Have you heard about crowdfunding? Well, yes, you probably have. Somebody probably asks you to contribute to their new musical album through Kickstarter, or you saw some kind of peer to peer network request asking you to chip in for your neighbor's loaner car or X, Y or Z.
However, crowdfunding is more than just asking people to donate money to things. It's a new model of business that's making its way into many industries, including real estate investment.
Crowdfunding can change the whole game when it comes to putting money into REI investments – it’s giving individual investors and institutional investors extra options, and broadening the array of choices available for long-term strategic planning.
Origins of Crowdfunding
In all actuality, the idea of crowdfunding has always been with humanity, ever since the first ancestral tribes banded together to sell each other bones or stones or trinkets or whatever. You may have heard the phrase “no man is an island” – and when people think about the ageless concept of collaboration, they’re thinking about models that are a lot like crowdfunding – achieving a consensus for mutual benefit.
In the modern era, people trace early crowdfunding efforts back to literary figures like Jonathan Swift or Alexander Pope – or they talk about the joint commissioning of great works of art like Mozart compositions or enormous historic sculptures.
In the 1990s, the music world saw crowdfunding become a thing for rock stars and other musicians. That trend has continued, as more and more new songwriters and artists put out their shingles on Kickstarter instead of seeking a record contract.
Modern Crowdfunding in Business
A lot of people tie enterprise crowdfunding to the JOBS Act of 2012 passed under the Obama administration.
It's not that the JOBS act just allowed crowdfunding to happen – it’s a little more concrete than that.
Specifically, the law allowed certain startups and small businesses to offer securities on the markets, in order to facilitate different types of angel investing.
Crowdfunding opens up opportunities in the real estate investing world, partly because individual properties are expensive.
Investments in real estate aren’t low-dollar affairs; prices are often denominated in hundreds of thousands of dollars, not individual share prices at per-share rates like $10 or $100.
Under the SEC rules of the JOBS Act, FINRA oversees crowdfunding portals to make sure that they are compliant with agency standards. Anybody can invest – but they are limited to a certain investment amount, partly just to protect the average person's net worth. Other rules and restrictions apply: look carefully into rules from applicable regulators when considering working a crowdfunding strategy into your real estate investing playbook.
Types of Crowdfunding

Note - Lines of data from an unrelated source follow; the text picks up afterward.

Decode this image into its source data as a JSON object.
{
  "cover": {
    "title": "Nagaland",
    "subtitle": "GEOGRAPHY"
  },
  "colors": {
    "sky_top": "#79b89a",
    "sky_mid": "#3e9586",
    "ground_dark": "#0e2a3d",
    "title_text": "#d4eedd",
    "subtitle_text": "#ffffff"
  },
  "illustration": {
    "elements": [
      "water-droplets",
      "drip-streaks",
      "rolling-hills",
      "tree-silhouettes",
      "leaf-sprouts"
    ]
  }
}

There are four major types of crowdfunding that real estate investors may want to think about if they are interested in reaching out to a “crowd” for funding a project.

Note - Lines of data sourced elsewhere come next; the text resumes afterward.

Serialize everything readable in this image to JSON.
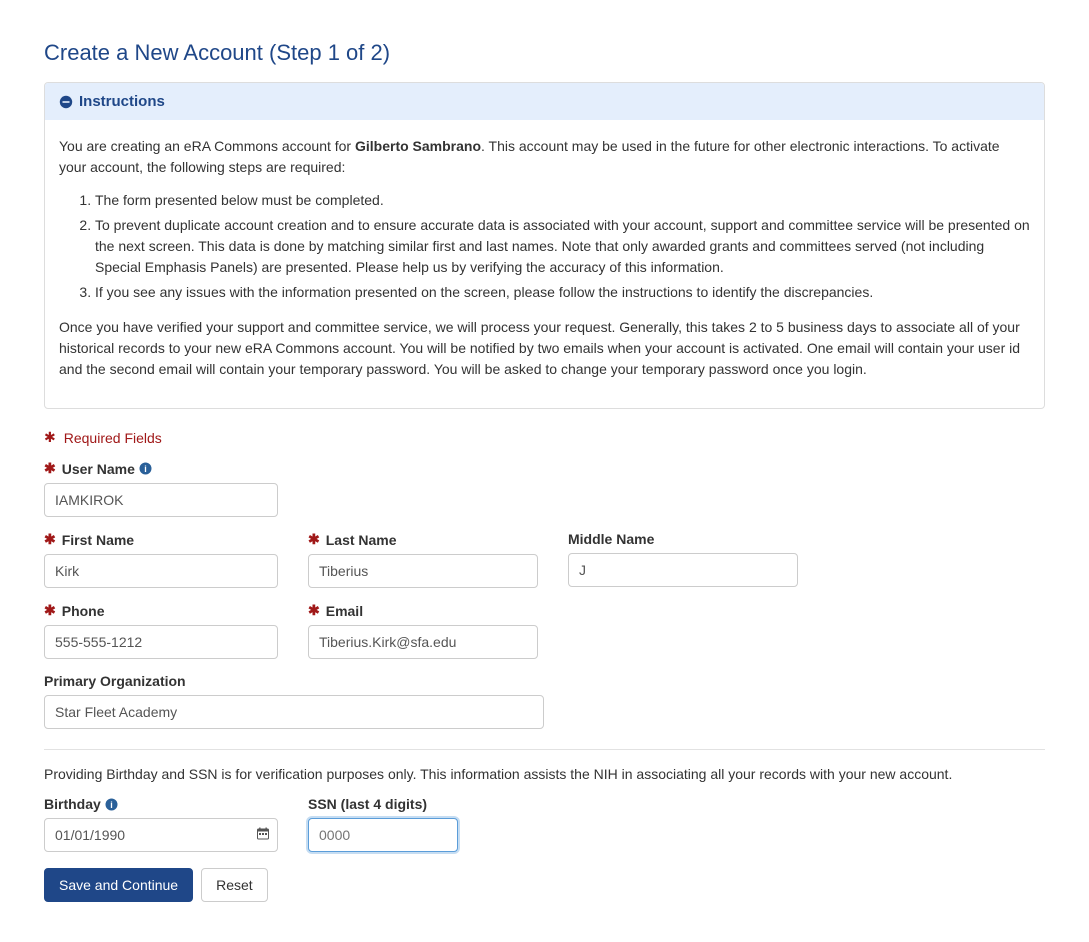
{
  "page_title": "Create a New Account (Step 1 of 2)",
  "instructions": {
    "header": "Instructions",
    "intro_prefix": "You are creating an eRA Commons account for ",
    "bold_name": "Gilberto Sambrano",
    "intro_suffix": ". This account may be used in the future for other electronic interactions. To activate your account, the following steps are required:",
    "steps": [
      "The form presented below must be completed.",
      "To prevent duplicate account creation and to ensure accurate data is associated with your account, support and committee service will be presented on the next screen. This data is done by matching similar first and last names. Note that only awarded grants and committees served (not including Special Emphasis Panels) are presented. Please help us by verifying the accuracy of this information.",
      "If you see any issues with the information presented on the screen, please follow the instructions to identify the discrepancies."
    ],
    "footer": "Once you have verified your support and committee service, we will process your request. Generally, this takes 2 to 5 business days to associate all of your historical records to your new eRA Commons account. You will be notified by two emails when your account is activated. One email will contain your user id and the second email will contain your temporary password. You will be asked to change your temporary password once you login."
  },
  "required_legend": "Required Fields",
  "fields": {
    "username": {
      "label": "User Name",
      "value": "IAMKIROK"
    },
    "first_name": {
      "label": "First Name",
      "value": "Kirk"
    },
    "last_name": {
      "label": "Last Name",
      "value": "Tiberius"
    },
    "middle_name": {
      "label": "Middle Name",
      "value": "J"
    },
    "phone": {
      "label": "Phone",
      "value": "555-555-1212"
    },
    "email": {
      "label": "Email",
      "value": "Tiberius.Kirk@sfa.edu"
    },
    "primary_org": {
      "label": "Primary Organization",
      "value": "Star Fleet Academy"
    },
    "birthday": {
      "label": "Birthday",
      "value": "01/01/1990"
    },
    "ssn": {
      "label": "SSN (last 4 digits)",
      "placeholder": "0000",
      "value": ""
    }
  },
  "verification_help": "Providing Birthday and SSN is for verification purposes only. This information assists the NIH in associating all your records with your new account.",
  "buttons": {
    "save": "Save and Continue",
    "reset": "Reset"
  }
}
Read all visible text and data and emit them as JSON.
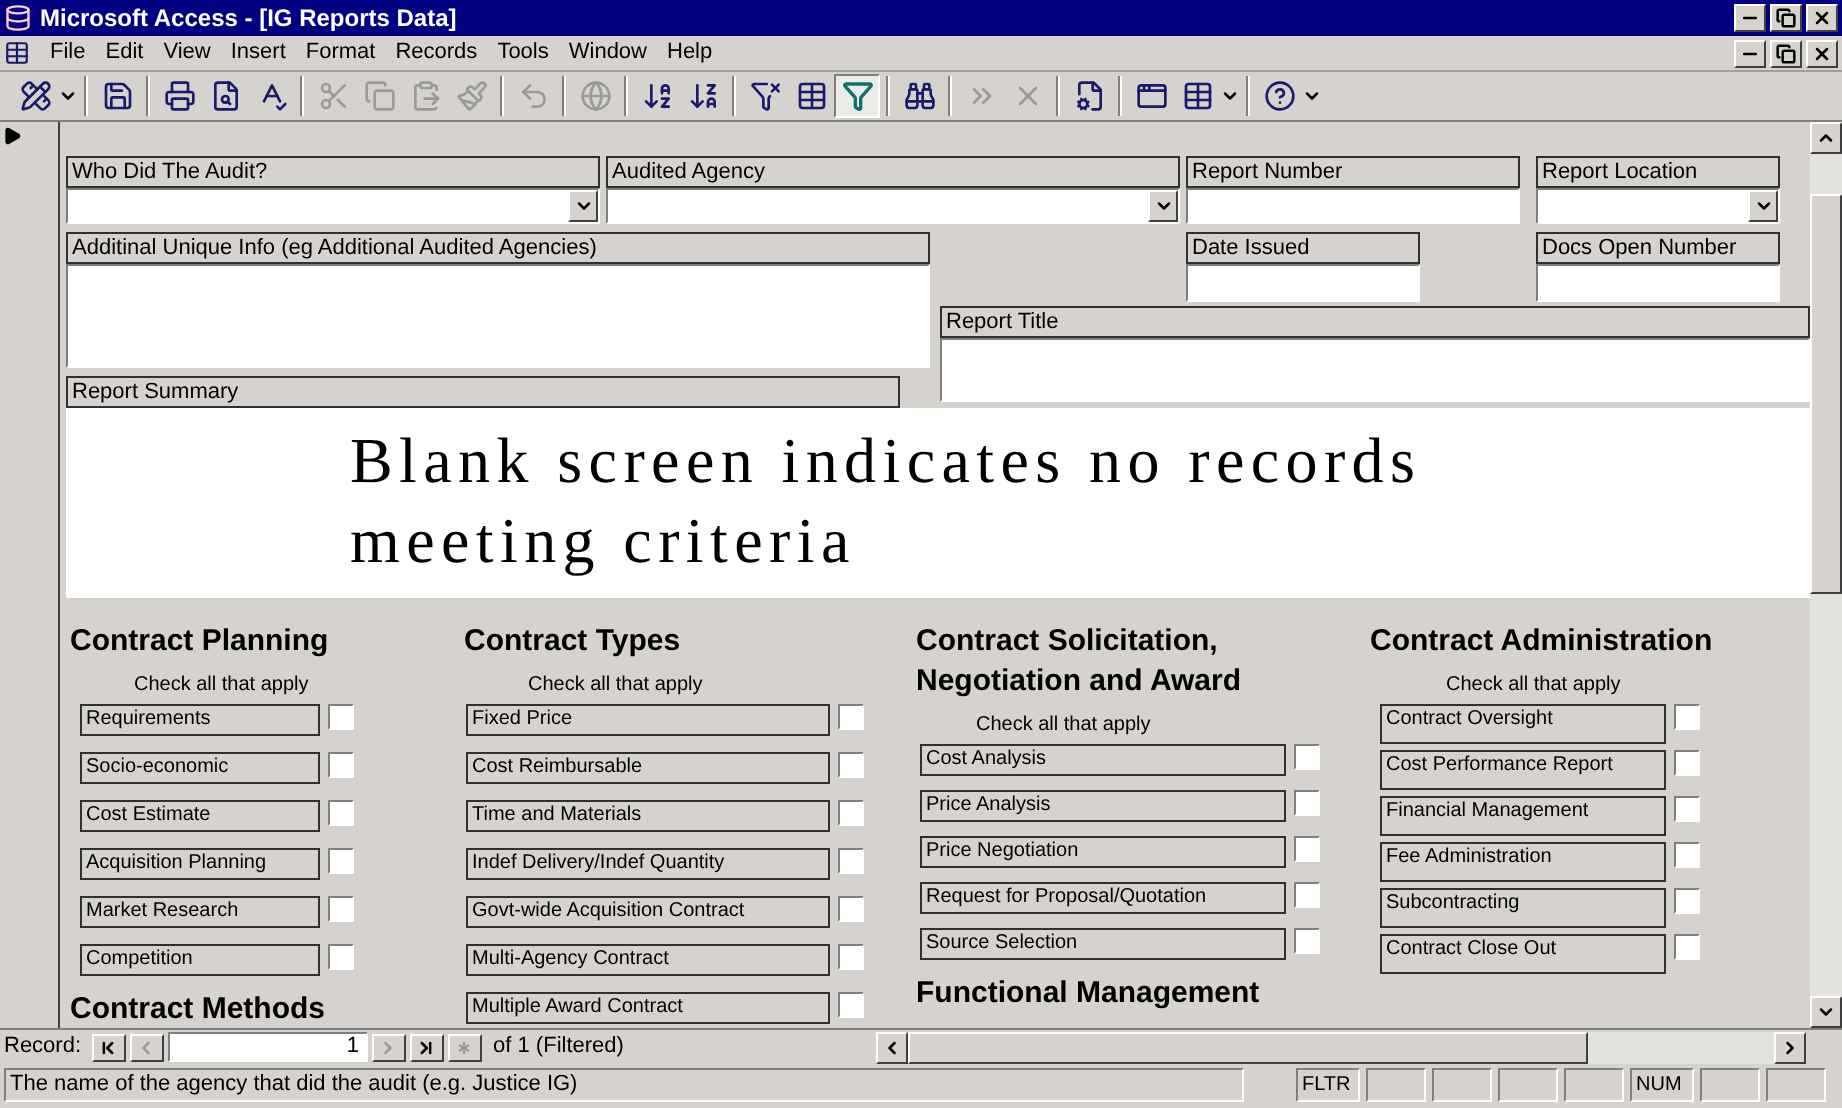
{
  "window": {
    "title": "Microsoft Access - [IG Reports Data]"
  },
  "menu": [
    "File",
    "Edit",
    "View",
    "Insert",
    "Format",
    "Records",
    "Tools",
    "Window",
    "Help"
  ],
  "toolbar": {
    "filter_on": true
  },
  "fields": [
    {
      "label": "Who Did The Audit?",
      "kind": "combo"
    },
    {
      "label": "Audited Agency",
      "kind": "combo"
    },
    {
      "label": "Report Number",
      "kind": "text"
    },
    {
      "label": "Report Location",
      "kind": "combo"
    },
    {
      "label": "Additinal Unique Info (eg Additional Audited Agencies)",
      "kind": "memo"
    },
    {
      "label": "Date Issued",
      "kind": "text"
    },
    {
      "label": "Docs Open Number",
      "kind": "text"
    },
    {
      "label": "Report Title",
      "kind": "memo"
    }
  ],
  "summary": {
    "label": "Report Summary",
    "message": "Blank screen indicates no records meeting criteria"
  },
  "sections": [
    {
      "title": "Contract Planning",
      "subtitle": "Check all that apply",
      "items": [
        {
          "label": "Requirements",
          "checked": false
        },
        {
          "label": "Socio-economic",
          "checked": false
        },
        {
          "label": "Cost Estimate",
          "checked": false
        },
        {
          "label": "Acquisition Planning",
          "checked": false
        },
        {
          "label": "Market Research",
          "checked": false
        },
        {
          "label": "Competition",
          "checked": false
        }
      ],
      "next_heading": "Contract Methods"
    },
    {
      "title": "Contract Types",
      "subtitle": "Check all that apply",
      "items": [
        {
          "label": "Fixed Price",
          "checked": false
        },
        {
          "label": "Cost Reimbursable",
          "checked": false
        },
        {
          "label": "Time and Materials",
          "checked": false
        },
        {
          "label": "Indef Delivery/Indef Quantity",
          "checked": false
        },
        {
          "label": "Govt-wide Acquisition Contract",
          "checked": false
        },
        {
          "label": "Multi-Agency Contract",
          "checked": false
        },
        {
          "label": "Multiple Award Contract",
          "checked": false
        }
      ]
    },
    {
      "title": "Contract Solicitation, Negotiation and Award",
      "subtitle": "Check all that apply",
      "items": [
        {
          "label": "Cost Analysis",
          "checked": false
        },
        {
          "label": "Price Analysis",
          "checked": false
        },
        {
          "label": "Price Negotiation",
          "checked": false
        },
        {
          "label": "Request for Proposal/Quotation",
          "checked": false
        },
        {
          "label": "Source Selection",
          "checked": false
        }
      ],
      "next_heading": "Functional Management"
    },
    {
      "title": "Contract Administration",
      "subtitle": "Check all that apply",
      "items": [
        {
          "label": "Contract Oversight",
          "checked": false
        },
        {
          "label": "Cost Performance Report",
          "checked": false
        },
        {
          "label": "Financial Management",
          "checked": false
        },
        {
          "label": "Fee Administration",
          "checked": false
        },
        {
          "label": "Subcontracting",
          "checked": false
        },
        {
          "label": "Contract Close Out",
          "checked": false
        }
      ]
    }
  ],
  "record_nav": {
    "label": "Record:",
    "current": "1",
    "total": "of 1 (Filtered)"
  },
  "status_bar": {
    "message": "The name of the agency that did the audit (e.g. Justice IG)",
    "indicators": [
      {
        "text": "FLTR"
      },
      {
        "text": "NUM"
      }
    ]
  }
}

The first one is debt-based crowdfunding, where investors are lending money in exchange for a return on the investment. Typically, the borrowers will attach an attractive interest rate that will provide an incentive to contribute.
There's also equity-based crowdfunding, where people who put money into the hat get a stake in the company. This may be structured through dividends or other profit-taking methods.
Then there's reward-based crowdfunding, where each person who donates gets a specific gift in exchange for their contribution.
Donation-based crowdfunding is the most altruistic of all the crowdfunding methods. The donor actually doesn't get anything except a warm fuzzy and a sense of self-worth.
Now, a real estate investor may, in the course of his or her journey, be putting amounts into a crowdfunded investment as a way to grow money. But they may also be seeking to use crowdfunding principal to fund their own projects. Imagine if you could have a go-to investment capital source where you put 20% down and you're guaranteed that the other 80% will come in when you need it! Crowdfunding can create more confidence around a plan to raise funds. It can fill in the gaps in a logistical timeline for an investor who needs everything to work well in order to profit from a real estate deal.
To put together a full crowdfunding strategy like this, real estate investor should have certain information in hand. They should have proof of down payment and closing cost funds, an inspection report for the property, a comparable report from the local real estate market, a purchase contract, and documents showing project estimates and time frames. Some of this stuff is necessary anyway – the CMA, for example, helps to show what a given property is worth on a current market.
It's also a good idea to have credit reporting done in order to shore up financial bona fides.
All of this doesn't really sound like much when you realize how much paperwork there is in the real estate investing business as a whole. Crowdfunding can actually be a viable way to help new investors wade into the real estate market. It’s another option in addition to going to hard money lenders or other lenders in a community, which is also a viable way to start out.
Next Steps to Crowdfund Your Real Estate Investment
How about the other half of that equation? If you're looking for a new technology that will help you to spot the deals that you want, check out Privy’s real-time, in-depth real estate information platform. We go far beyond what's in the MLS to show you at a glance what's happening in a given neighborhood – what investors are doing, what they're paying, and what their improvements are netting them.
With all of this in hand, you are in good shape to come up with your own deals and then if you need to, you can seek crowdfunding opportunities to make the deal happen.
New technology and new research methods are re-inventing the possibilities in today’s real estate market. Try Privy and get your plan working.
If you're evaluating other REI investment software tools, this guide can also help you navigate your many options: